|1||Haar F.-M. et al: "Developments and Applications of Confocal Theta Microscopy," SPIE Conference on Three-Dimensional and Multidimensional Microscopy, vol. 3605, Jan. 1999.|
|2||Huisken et al., "Optical Sectioning Deep Inside Live Embryos by Selective Plane Illumination Microscope," Science Aug. 13, 2004: 1007-1009.|
|3||Lindek S. et al: "Single-lens theta microscopy: resolution, efficiency and working distance," Journal of Modern Optics, vol. 46, Nr. 5, 1999.|
|4||Lindek S. et al: "Single-lens theta microscopy-new implementation of confocal theta microscopy," Journal of Microscopy, vol. 188, Nr. 3, Dec. 1997.|
|5||Lindek S. et al: "Single-lens theta microscopy—new implementation of confocal theta microscopy," Journal of Microscopy, vol. 188, Nr. 3, Dec. 1997.|
|6||M-A Abdul-Karim et al., "Automated tracing and change analysis of angiogenic vasculature from in vivo multiphoton confocal image time series," Microvascular Research 66: 113-125 (2003).|
|7||R. Grossman et al., "Juxtavascular Microglia Migrate Along Brain Microvessels Following Activation During Early Postnatal Development," GLIA 37: 229-240 (2002).|
|8||Stelzer et al., High & isotropic resolution with large samples in the selective plane illumination microscope (SPIM), Abstract, Cell Biology and Cell Biophysics Programme, 2004.|
|9||Swoger J. et al: "A confocal fiber-coupled single-lens theta microscope," Review of Scientific Instruments, vol. 69, Nr. 8, Aug. 1998.|

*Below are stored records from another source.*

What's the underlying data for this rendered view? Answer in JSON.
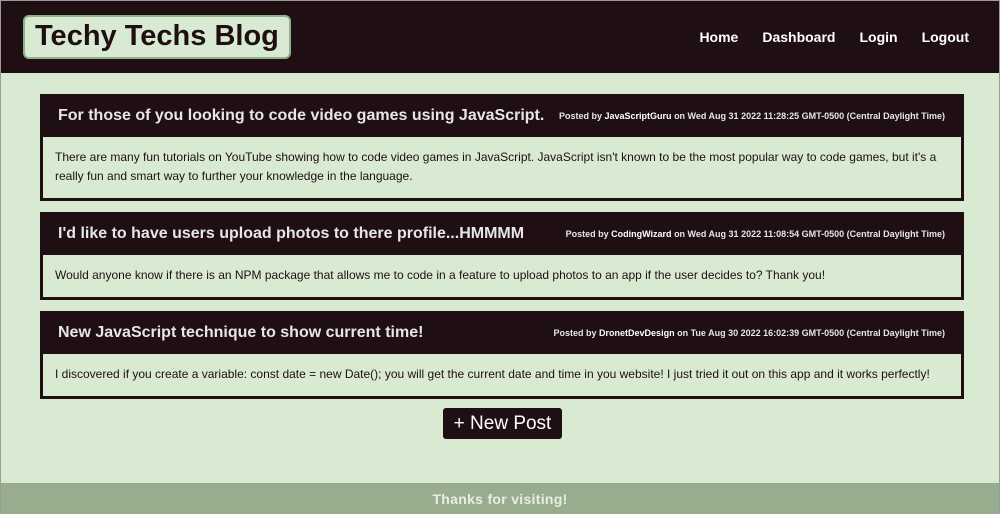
{
  "header": {
    "brand": "Techy Techs Blog",
    "nav": [
      "Home",
      "Dashboard",
      "Login",
      "Logout"
    ]
  },
  "posts": [
    {
      "title": "For those of you looking to code video games using JavaScript.",
      "posted_by_label": "Posted by",
      "author": "JavaScriptGuru",
      "date": "on Wed Aug 31 2022 11:28:25 GMT-0500 (Central Daylight Time)",
      "body": "There are many fun tutorials on YouTube showing how to code video games in JavaScript. JavaScript isn't known to be the most popular way to code games, but it's a really fun and smart way to further your knowledge in the language."
    },
    {
      "title": "I'd like to have users upload photos to there profile...HMMMM",
      "posted_by_label": "Posted by",
      "author": "CodingWizard",
      "date": "on Wed Aug 31 2022 11:08:54 GMT-0500 (Central Daylight Time)",
      "body": "Would anyone know if there is an NPM package that allows me to code in a feature to upload photos to an app if the user decides to? Thank you!"
    },
    {
      "title": "New JavaScript technique to show current time!",
      "posted_by_label": "Posted by",
      "author": "DronetDevDesign",
      "date": "on Tue Aug 30 2022 16:02:39 GMT-0500 (Central Daylight Time)",
      "body": "I discovered if you create a variable: const date = new Date(); you will get the current date and time in you website! I just tried it out on this app and it works perfectly!"
    }
  ],
  "new_post_label": "+ New Post",
  "footer": "Thanks for visiting!",
  "colors": {
    "dark": "#1f0f12",
    "background": "#d9ead3",
    "footer": "#97ad8e"
  }
}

|Citing Patent||Filing date||Publication date||Applicant||Title|
|US9104020||26 Oct 2012||11 Aug 2015||Leica Microsystems Cms Gmbh||Method and system for illuminating a sample|
|US9709788 *||6 Aug 2013||18 Jul 2017||Leica Microsystems Cms Gmbh||Optical arrangement and a microscope|
|US20150205087 *||6 Aug 2013||23 Jul 2015||Leica Microsystems Cms Gmbh||Optical arrangement and a microscope|
|U.S. Classification||359/385, 359/387|
|International Classification||G02B21/00, G02B21/06, G02B21/08, G02B21/10|
|Cooperative Classification||G02B21/002, G02B21/082|
|European Classification||G02B21/00M4, G02B21/08B|
|18 Feb 2009||AS||Assignment|
Owner name: CARL ZEISS MICROIMAGING GMBH, GERMANY
Free format text: ASSIGNMENT OF ASSIGNORS INTEREST;ASSIGNOR:CARL ZIESS JENA GMBH;REEL/FRAME:022303/0949
Effective date: 20090209
|22 Mar 2011||CC||Certificate of correction|
|12 Jun 2013||AS||Assignment|
Owner name: CARL ZEISS MICROSCOPY GMBH, GERMANY
Free format text: CHANGE OF NAME;ASSIGNOR:CARL ZEISS MICROIMAGING GMBH;REEL/FRAME:030592/0776
Effective date: 20120403
|6 Mar 2014||FPAY||Fee payment|
Year of fee payment: 4